How many of the lines below contain "desc"? Answer with that number alone.

Data about app and page elements:
↓↓↓

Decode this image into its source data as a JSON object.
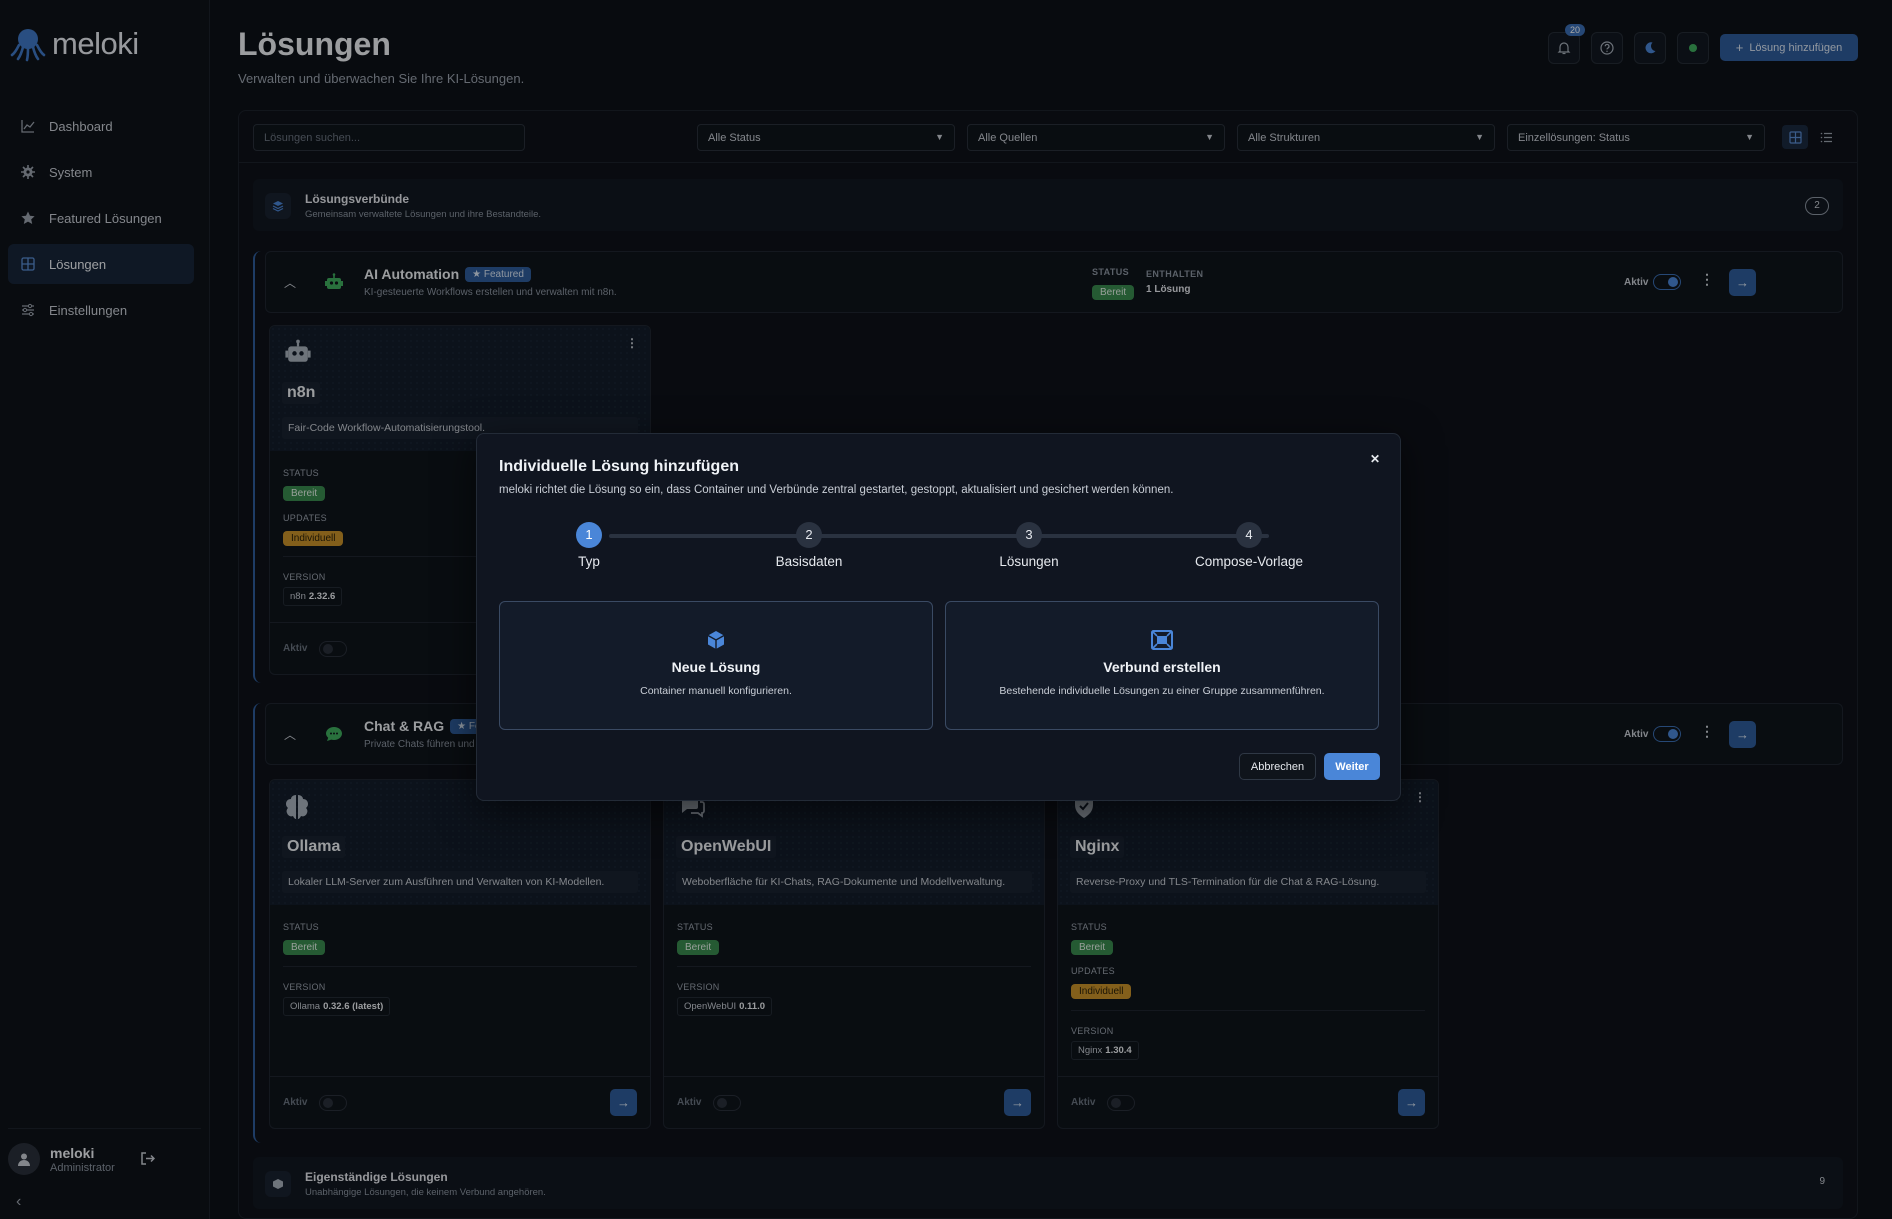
{
  "app": {
    "name": "meloki"
  },
  "sidebar": {
    "items": [
      {
        "label": "Dashboard",
        "icon": "chart-icon"
      },
      {
        "label": "System",
        "icon": "gear-icon"
      },
      {
        "label": "Featured Lösungen",
        "icon": "star-icon"
      },
      {
        "label": "Lösungen",
        "icon": "grid-icon",
        "active": true
      },
      {
        "label": "Einstellungen",
        "icon": "sliders-icon"
      }
    ],
    "user": {
      "name": "meloki",
      "role": "Administrator"
    }
  },
  "header": {
    "title": "Lösungen",
    "subtitle": "Verwalten und überwachen Sie Ihre KI-Lösungen.",
    "notifications_count": "20",
    "add_label": "Lösung hinzufügen"
  },
  "filters": {
    "search_placeholder": "Lösungen suchen...",
    "status": "Alle Status",
    "sources": "Alle Quellen",
    "structures": "Alle Strukturen",
    "single": "Einzellösungen: Status"
  },
  "sections": {
    "compounds": {
      "title": "Lösungsverbünde",
      "subtitle": "Gemeinsam verwaltete Lösungen und ihre Bestandteile.",
      "count": "2"
    },
    "standalone": {
      "title": "Eigenständige Lösungen",
      "subtitle": "Unabhängige Lösungen, die keinem Verbund angehören.",
      "count": "9"
    }
  },
  "labels": {
    "status": "STATUS",
    "contained": "ENTHALTEN",
    "aktiv": "Aktiv",
    "card_status": "STATUS",
    "card_updates": "UPDATES",
    "card_version": "VERSION",
    "ready": "Bereit",
    "individual": "Individuell",
    "featured": "Featured"
  },
  "groups": [
    {
      "title": "AI Automation",
      "featured": true,
      "subtitle": "KI-gesteuerte Workflows erstellen und verwalten mit n8n.",
      "status": "Bereit",
      "contained": "1 Lösung",
      "cards": [
        {
          "name": "n8n",
          "desc": "Fair-Code Workflow-Automatisierungstool.",
          "status": "Bereit",
          "updates": "Individuell",
          "ver_name": "n8n",
          "ver": "2.32.6"
        }
      ]
    },
    {
      "title": "Chat & RAG",
      "featured": true,
      "subtitle": "Private Chats führen und",
      "cards": [
        {
          "name": "Ollama",
          "desc": "Lokaler LLM-Server zum Ausführen und Verwalten von KI-Modellen.",
          "status": "Bereit",
          "ver_name": "Ollama",
          "ver": "0.32.6 (latest)"
        },
        {
          "name": "OpenWebUI",
          "desc": "Weboberfläche für KI-Chats, RAG-Dokumente und Modellverwaltung.",
          "status": "Bereit",
          "ver_name": "OpenWebUI",
          "ver": "0.11.0"
        },
        {
          "name": "Nginx",
          "desc": "Reverse-Proxy und TLS-Termination für die Chat & RAG-Lösung.",
          "status": "Bereit",
          "updates": "Individuell",
          "ver_name": "Nginx",
          "ver": "1.30.4"
        }
      ]
    }
  ],
  "modal": {
    "title": "Individuelle Lösung hinzufügen",
    "subtitle": "meloki richtet die Lösung so ein, dass Container und Verbünde zentral gestartet, gestoppt, aktualisiert und gesichert werden können.",
    "steps": [
      {
        "num": "1",
        "label": "Typ"
      },
      {
        "num": "2",
        "label": "Basisdaten"
      },
      {
        "num": "3",
        "label": "Lösungen"
      },
      {
        "num": "4",
        "label": "Compose-Vorlage"
      }
    ],
    "choices": [
      {
        "title": "Neue Lösung",
        "subtitle": "Container manuell konfigurieren."
      },
      {
        "title": "Verbund erstellen",
        "subtitle": "Bestehende individuelle Lösungen zu einer Gruppe zusammenführen."
      }
    ],
    "cancel": "Abbrechen",
    "next": "Weiter"
  }
}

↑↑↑

- Exercise response
4